(Data records)

=======

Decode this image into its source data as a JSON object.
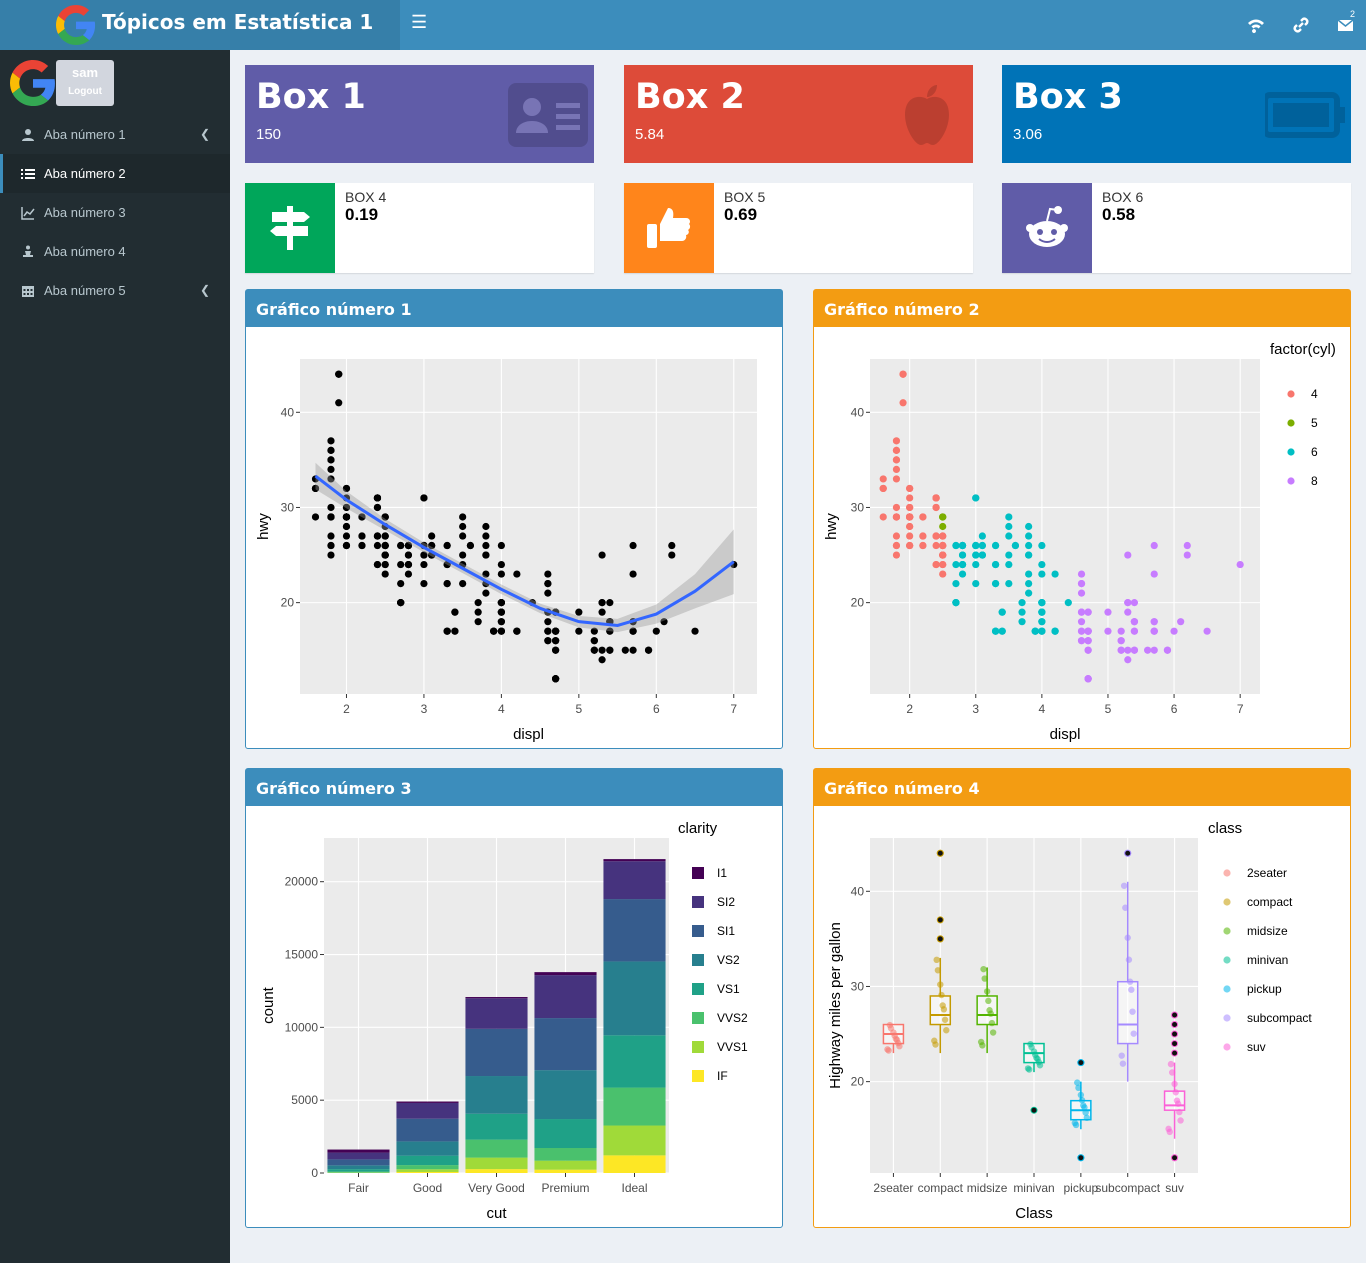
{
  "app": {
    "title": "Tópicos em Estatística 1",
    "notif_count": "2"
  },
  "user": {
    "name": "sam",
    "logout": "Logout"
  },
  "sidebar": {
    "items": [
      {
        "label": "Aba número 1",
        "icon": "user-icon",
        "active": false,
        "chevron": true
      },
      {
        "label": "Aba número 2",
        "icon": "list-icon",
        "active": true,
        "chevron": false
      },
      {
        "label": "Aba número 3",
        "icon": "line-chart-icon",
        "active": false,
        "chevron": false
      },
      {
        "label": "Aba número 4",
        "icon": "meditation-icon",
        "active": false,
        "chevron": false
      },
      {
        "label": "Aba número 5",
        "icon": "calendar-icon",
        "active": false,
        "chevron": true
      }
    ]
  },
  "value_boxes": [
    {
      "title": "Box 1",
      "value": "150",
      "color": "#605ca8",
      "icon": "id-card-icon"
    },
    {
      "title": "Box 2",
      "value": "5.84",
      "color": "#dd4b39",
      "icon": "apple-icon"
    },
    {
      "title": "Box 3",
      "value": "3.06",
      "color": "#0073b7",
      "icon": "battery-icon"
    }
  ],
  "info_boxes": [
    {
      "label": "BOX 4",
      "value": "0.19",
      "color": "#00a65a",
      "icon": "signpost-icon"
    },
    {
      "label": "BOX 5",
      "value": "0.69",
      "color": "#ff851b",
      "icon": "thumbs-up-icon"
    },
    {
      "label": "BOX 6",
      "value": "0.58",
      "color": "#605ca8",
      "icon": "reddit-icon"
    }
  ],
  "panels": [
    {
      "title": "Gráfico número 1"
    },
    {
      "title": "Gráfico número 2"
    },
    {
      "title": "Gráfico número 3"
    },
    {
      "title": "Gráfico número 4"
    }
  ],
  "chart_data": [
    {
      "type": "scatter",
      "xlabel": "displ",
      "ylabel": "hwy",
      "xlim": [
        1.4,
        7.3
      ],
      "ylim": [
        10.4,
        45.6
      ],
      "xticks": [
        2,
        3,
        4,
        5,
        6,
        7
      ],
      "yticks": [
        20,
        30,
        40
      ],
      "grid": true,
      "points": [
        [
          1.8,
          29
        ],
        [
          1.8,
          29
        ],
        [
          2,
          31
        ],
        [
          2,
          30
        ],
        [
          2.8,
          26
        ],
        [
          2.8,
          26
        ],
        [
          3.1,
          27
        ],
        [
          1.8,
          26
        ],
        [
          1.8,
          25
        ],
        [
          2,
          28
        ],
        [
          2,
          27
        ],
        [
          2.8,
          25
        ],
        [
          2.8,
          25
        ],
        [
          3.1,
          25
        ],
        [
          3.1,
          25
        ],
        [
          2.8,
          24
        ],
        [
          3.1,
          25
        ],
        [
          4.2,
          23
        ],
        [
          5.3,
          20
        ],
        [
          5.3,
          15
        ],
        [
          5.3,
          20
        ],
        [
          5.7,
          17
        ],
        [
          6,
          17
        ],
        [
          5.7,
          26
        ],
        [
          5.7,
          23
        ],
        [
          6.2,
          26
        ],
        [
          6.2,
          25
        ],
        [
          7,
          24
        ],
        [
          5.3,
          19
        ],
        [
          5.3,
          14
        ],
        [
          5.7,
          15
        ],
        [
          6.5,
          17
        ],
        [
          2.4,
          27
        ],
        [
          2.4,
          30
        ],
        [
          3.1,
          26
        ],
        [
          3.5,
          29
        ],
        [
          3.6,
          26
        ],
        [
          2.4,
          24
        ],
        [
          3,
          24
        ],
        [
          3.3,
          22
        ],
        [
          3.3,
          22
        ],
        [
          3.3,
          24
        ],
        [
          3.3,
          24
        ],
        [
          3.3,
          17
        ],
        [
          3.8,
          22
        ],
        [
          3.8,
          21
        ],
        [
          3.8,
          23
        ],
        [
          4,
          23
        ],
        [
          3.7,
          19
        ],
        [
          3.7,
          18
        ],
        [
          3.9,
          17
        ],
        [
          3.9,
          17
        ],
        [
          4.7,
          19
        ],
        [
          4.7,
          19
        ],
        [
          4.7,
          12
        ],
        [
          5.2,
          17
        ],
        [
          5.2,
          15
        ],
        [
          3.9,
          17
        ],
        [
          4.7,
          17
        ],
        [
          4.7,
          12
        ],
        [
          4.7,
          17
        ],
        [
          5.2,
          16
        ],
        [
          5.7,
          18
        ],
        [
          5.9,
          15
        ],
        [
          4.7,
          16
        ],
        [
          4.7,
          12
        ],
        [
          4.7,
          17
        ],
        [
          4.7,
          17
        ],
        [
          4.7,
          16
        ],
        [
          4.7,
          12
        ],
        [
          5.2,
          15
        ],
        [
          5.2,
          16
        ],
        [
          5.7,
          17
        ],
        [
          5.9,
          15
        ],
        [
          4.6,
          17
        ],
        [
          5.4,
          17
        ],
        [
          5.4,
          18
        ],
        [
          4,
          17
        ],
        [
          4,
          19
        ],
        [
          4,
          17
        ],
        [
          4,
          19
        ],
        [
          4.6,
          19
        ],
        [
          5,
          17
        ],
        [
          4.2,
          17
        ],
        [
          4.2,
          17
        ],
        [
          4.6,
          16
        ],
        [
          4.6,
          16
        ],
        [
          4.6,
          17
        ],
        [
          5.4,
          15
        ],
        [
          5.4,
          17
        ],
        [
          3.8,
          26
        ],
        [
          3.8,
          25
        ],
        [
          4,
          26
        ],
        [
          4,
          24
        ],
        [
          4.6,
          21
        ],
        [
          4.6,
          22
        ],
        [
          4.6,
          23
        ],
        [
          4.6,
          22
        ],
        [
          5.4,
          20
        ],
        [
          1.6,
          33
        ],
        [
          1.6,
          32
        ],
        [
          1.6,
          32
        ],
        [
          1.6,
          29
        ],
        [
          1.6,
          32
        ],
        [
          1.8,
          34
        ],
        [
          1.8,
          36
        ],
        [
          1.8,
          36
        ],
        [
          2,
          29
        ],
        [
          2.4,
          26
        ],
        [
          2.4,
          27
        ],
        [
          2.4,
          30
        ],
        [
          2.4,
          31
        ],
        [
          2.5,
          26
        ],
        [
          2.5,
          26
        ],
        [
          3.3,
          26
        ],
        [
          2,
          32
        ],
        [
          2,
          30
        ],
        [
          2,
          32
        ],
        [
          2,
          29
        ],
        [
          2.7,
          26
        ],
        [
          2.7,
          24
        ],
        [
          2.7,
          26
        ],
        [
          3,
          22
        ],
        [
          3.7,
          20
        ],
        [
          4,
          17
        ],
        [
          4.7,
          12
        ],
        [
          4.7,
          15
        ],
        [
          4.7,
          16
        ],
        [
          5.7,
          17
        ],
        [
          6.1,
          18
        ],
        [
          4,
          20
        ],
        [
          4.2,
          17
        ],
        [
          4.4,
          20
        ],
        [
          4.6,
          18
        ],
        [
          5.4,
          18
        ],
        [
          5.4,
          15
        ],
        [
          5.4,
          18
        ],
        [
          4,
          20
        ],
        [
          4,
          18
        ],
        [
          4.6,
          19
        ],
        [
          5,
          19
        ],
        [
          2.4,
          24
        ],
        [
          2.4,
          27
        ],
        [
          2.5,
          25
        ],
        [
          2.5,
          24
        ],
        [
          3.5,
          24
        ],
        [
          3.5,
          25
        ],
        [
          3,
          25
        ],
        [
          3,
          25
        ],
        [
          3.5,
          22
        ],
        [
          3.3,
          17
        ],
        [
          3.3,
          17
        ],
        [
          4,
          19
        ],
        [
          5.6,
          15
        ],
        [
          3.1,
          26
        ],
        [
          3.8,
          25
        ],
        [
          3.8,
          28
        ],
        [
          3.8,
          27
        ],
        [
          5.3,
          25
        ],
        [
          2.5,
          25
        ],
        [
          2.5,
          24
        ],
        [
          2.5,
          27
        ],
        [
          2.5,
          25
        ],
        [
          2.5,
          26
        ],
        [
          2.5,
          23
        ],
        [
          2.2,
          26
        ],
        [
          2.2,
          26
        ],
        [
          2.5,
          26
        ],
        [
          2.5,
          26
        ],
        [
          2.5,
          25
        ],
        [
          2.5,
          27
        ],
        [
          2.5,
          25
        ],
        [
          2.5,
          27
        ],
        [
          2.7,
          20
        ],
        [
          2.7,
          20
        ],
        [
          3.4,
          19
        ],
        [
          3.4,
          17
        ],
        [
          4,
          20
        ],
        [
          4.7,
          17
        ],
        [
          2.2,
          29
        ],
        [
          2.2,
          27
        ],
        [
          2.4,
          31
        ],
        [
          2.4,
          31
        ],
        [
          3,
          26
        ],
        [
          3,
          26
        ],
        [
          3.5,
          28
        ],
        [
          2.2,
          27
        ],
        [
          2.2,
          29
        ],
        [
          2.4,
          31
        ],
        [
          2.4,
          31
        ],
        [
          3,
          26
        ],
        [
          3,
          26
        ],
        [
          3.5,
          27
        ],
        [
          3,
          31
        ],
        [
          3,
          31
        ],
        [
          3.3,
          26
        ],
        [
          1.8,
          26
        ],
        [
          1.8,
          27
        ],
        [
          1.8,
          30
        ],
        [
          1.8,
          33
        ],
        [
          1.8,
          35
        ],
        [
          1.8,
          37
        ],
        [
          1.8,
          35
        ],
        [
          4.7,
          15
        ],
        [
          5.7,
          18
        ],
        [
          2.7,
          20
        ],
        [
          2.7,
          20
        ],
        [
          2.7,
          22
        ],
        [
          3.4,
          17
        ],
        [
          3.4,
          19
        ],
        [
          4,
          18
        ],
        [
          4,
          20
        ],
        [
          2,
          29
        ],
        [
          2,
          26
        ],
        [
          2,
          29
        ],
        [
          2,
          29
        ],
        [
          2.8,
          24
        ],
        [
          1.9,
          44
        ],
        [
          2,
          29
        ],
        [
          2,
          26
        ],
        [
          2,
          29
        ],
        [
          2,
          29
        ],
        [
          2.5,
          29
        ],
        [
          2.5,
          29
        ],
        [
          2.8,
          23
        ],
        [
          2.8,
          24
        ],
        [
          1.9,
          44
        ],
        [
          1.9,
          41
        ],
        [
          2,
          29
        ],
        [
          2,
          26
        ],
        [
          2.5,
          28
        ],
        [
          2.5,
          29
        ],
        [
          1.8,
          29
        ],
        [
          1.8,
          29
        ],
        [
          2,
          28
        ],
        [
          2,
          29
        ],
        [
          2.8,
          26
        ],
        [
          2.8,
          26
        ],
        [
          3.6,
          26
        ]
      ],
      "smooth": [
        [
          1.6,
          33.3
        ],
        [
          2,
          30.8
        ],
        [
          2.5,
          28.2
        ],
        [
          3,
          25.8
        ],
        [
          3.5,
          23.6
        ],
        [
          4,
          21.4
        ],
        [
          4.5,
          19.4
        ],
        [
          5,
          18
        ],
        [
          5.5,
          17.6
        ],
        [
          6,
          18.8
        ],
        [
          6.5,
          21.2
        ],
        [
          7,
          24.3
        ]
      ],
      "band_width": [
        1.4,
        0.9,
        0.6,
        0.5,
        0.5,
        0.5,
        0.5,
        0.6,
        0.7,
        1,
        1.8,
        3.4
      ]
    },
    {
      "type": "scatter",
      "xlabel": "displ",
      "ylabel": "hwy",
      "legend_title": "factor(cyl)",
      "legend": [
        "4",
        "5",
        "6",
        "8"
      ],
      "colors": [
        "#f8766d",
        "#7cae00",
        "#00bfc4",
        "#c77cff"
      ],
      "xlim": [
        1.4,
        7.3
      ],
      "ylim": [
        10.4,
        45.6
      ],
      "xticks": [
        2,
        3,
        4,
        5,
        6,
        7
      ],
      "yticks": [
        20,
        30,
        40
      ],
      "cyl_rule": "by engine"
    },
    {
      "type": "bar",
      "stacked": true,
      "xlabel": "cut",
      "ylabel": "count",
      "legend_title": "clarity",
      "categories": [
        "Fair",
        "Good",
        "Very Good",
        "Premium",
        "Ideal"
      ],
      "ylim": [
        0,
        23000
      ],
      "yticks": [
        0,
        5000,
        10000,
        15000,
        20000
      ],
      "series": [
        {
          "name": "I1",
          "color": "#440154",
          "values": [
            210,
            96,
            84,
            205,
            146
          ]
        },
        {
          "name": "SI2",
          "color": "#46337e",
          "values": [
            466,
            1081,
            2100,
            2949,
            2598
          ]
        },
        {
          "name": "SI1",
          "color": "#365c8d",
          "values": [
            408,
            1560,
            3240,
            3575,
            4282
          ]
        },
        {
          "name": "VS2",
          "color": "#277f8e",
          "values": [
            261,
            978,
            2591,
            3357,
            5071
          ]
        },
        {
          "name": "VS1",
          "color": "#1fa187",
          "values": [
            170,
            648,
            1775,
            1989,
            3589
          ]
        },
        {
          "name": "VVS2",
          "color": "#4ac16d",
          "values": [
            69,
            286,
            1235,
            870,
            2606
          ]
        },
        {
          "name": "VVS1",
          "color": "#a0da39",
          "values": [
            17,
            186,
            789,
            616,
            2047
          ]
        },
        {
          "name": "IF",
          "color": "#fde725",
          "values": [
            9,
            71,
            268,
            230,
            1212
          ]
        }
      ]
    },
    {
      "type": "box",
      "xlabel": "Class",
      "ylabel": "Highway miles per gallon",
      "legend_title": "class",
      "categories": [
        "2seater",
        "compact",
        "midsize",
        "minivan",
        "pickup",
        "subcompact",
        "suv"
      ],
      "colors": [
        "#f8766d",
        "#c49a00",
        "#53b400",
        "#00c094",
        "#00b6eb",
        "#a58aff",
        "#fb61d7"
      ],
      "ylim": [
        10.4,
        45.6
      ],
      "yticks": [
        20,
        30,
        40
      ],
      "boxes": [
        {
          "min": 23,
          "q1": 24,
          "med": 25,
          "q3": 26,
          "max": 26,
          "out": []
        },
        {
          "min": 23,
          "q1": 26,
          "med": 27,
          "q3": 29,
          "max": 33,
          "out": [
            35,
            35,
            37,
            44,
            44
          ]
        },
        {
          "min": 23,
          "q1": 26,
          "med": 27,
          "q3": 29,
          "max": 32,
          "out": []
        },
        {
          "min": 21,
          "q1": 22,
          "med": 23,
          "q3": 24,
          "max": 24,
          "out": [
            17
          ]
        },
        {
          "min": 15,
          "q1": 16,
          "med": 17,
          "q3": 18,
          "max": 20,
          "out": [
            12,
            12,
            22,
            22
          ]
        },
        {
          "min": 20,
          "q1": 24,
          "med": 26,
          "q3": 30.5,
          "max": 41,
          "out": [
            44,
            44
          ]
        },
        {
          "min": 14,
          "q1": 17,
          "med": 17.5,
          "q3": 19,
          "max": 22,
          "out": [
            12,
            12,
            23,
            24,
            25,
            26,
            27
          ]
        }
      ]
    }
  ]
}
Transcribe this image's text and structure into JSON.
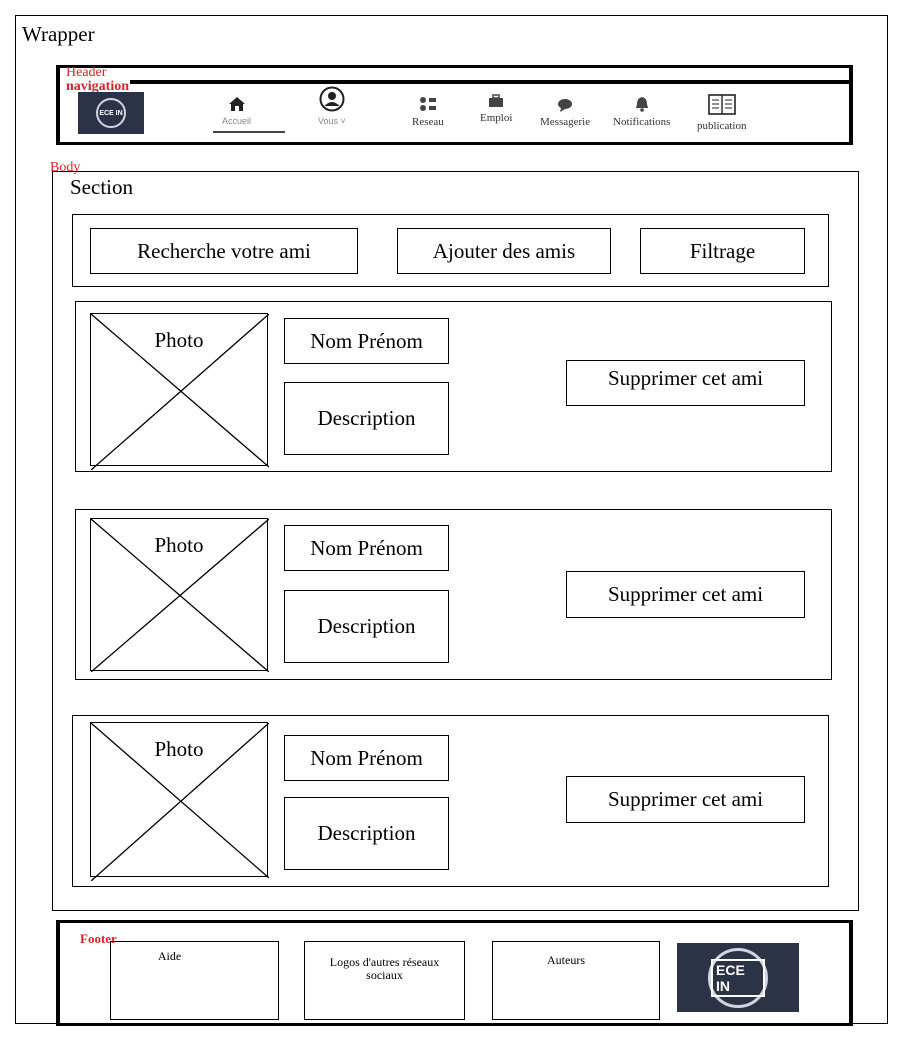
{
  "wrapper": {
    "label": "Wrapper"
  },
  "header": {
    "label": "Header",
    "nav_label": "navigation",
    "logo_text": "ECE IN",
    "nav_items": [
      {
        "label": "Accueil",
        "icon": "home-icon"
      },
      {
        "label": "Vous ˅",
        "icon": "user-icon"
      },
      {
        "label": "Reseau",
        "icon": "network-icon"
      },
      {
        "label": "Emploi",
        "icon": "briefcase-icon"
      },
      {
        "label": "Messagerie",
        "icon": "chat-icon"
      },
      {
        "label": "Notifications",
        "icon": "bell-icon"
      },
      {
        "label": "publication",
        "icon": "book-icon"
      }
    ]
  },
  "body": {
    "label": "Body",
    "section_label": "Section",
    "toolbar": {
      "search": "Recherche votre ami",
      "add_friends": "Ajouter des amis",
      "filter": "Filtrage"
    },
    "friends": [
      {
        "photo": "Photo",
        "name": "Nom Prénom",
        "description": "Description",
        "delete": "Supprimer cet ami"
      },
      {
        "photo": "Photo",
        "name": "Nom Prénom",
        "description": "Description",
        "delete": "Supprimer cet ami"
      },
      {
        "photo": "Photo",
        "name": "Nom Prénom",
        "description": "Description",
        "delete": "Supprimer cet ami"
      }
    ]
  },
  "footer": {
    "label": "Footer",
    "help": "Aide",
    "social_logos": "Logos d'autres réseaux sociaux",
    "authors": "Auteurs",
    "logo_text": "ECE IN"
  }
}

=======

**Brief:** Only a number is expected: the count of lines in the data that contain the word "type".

**Written response:** 4